EXERCISE - Copy nothing but the text: reproduce each line of the listing exactly and leave the pictures out.
=======
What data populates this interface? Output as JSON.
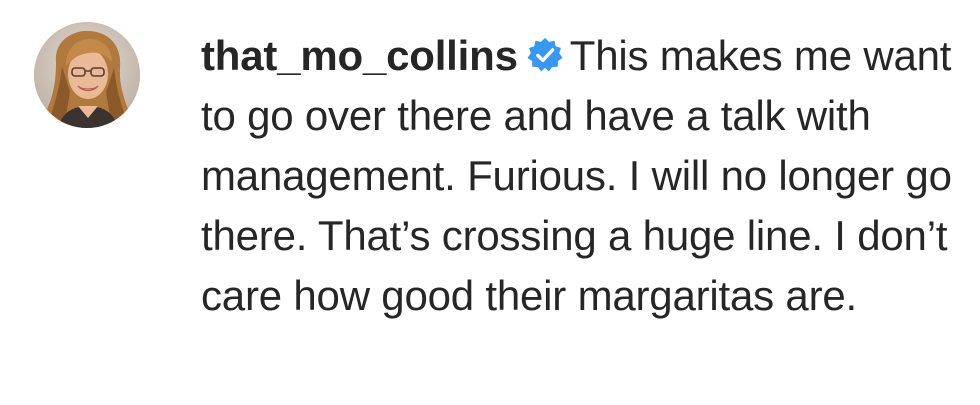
{
  "comment": {
    "username": "that_mo_collins",
    "verified": true,
    "verified_badge_color": "#3897f0",
    "text": "This makes me want to go over there and have a talk with management. Furious. I will no longer go there. That’s crossing a huge line. I don’t care how good their margaritas are.",
    "avatar_icon": "profile-photo"
  }
}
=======
RESPONSE FOR THIS EXERCISE -
What data populates this interface? Output as JSON.
{
  "comment": {
    "username": "that_mo_collins",
    "verified": true,
    "verified_badge_color": "#3897f0",
    "text": "This makes me want to go over there and have a talk with management. Furious. I will no longer go there. That’s crossing a huge line. I don’t care how good their margaritas are.",
    "avatar_icon": "profile-photo"
  }
}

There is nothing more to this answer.